In order to comprehend the reasons for the current anti-Turkey rhetoric in Germany, we need to analyse the racism in German political history
Racism is again on the rise in Germany. In the run up to the German federal elections on Sept. 24, it is obvious that German politicians are increasingly clinging to anti-Turkey discourse. Lately, the German government spokesperson remarked that Chancellor Angela Merkel will meet other EU leaders regarding Turkey's EU membership, adding that each EU country's approval is required to cease the negotiations.
Facing off against the Social Democratic Party (SPD) leader Martin Schulz in a televised debate on Sunday, Merkel uttered that she believed Turkey would never enter the EU.
"Turkey is moving away at an accelerated pace from all democratic habits. We can think of giving a tougher warning to our citizens not to travel to Turkey," she said, adding that they were also reviewing Hermes and World Bank credit guarantees.
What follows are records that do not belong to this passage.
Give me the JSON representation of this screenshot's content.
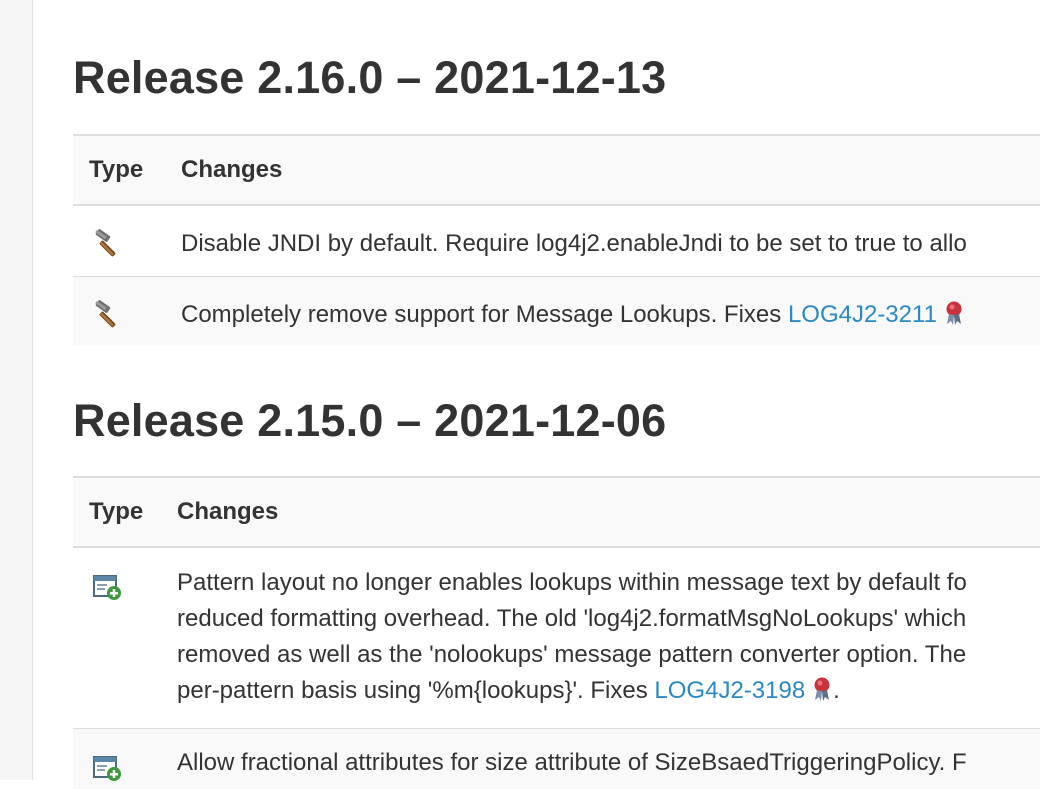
{
  "releases": [
    {
      "title": "Release 2.16.0 – 2021-12-13",
      "header": {
        "type": "Type",
        "changes": "Changes"
      },
      "rows": [
        {
          "type_icon": "hammer-fix-icon",
          "text": "Disable JNDI by default. Require log4j2.enableJndi to be set to true to allo"
        },
        {
          "type_icon": "hammer-fix-icon",
          "text_prefix": "Completely remove support for Message Lookups. Fixes ",
          "link": "LOG4J2-3211",
          "trailing_icon": "jira-badge-icon"
        }
      ]
    },
    {
      "title": "Release 2.15.0 – 2021-12-06",
      "header": {
        "type": "Type",
        "changes": "Changes"
      },
      "rows": [
        {
          "type_icon": "add-feature-icon",
          "lines": [
            "Pattern layout no longer enables lookups within message text by default fo",
            "reduced formatting overhead. The old 'log4j2.formatMsgNoLookups' which",
            "removed as well as the 'nolookups' message pattern converter option. The"
          ],
          "last_line_prefix": "per-pattern basis using '%m{lookups}'. Fixes ",
          "link": "LOG4J2-3198",
          "trailing_icon": "jira-badge-icon",
          "last_line_suffix": "."
        },
        {
          "type_icon": "add-feature-icon",
          "text": "Allow fractional attributes for size attribute of SizeBsaedTriggeringPolicy. F"
        }
      ]
    }
  ],
  "colors": {
    "link": "#2a89c4",
    "text": "#333333",
    "row_alt": "#f9f9f9",
    "border": "#dddddd"
  }
}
We are accustomed to rhetoric that is obsessed with excluding Turkey from Europe. Of course, it is not very probable to exclude from Europe Germany, who turned the continent and the rest of the world into a blood bath three times over the past century. Forgetting Kaiser Wilhelm or Hitler is easier by looking at Merkel.
Let me go back to the 1890s in order to get to the bottom of today's anti-Turkey rhetoric. Do you remember the 1877-1878 Russo-Turkish War, also known as the 1993 War, and the Treaty of San Stefano? Following the Armenian pogroms that were frequently seen in eastern Anatolia and Istanbul after this period, the Ottoman Sultan Abdul Hamid II was nicknamed the Red Sultan. The same insolence currently displayed to President Recep Tayyip Erdoğan was targeting Abdul Hamid back then. For instance, former British Prime Minister William Gladstone who was in the chair in the 19th century used to remark that Turks would return to Asia.
Aside from statements obsessed with Turks during the 19th century, former French President Giscard D'Estaing said the following words 19 years ago in an interview he gave to a Turkish journalist, namely Belkıs Kılıçkaya, "Turks declared Ankara their capital city, not allowing the capital to remain in Istanbul, consequently in Europe. Will they agree to move their capital to Brussels? Do they consider this? Turks are highly loyal to their identity, traditions and culture. How could they agree to this?"
Maybe we are a long way away from that phase, but we want the EU to have a president and for its capital to be Brussels. Will Turks agree to a European president?
Seemingly, we need to study history more than ever today. There is no other way to understand how Merkel, who was a young communist in East Germany until 1990, is now taking a stance against Turkey with a Christian democrat identity and embracing members of the Gülenist Terror Group (FETÖ) and the outlawed PKK.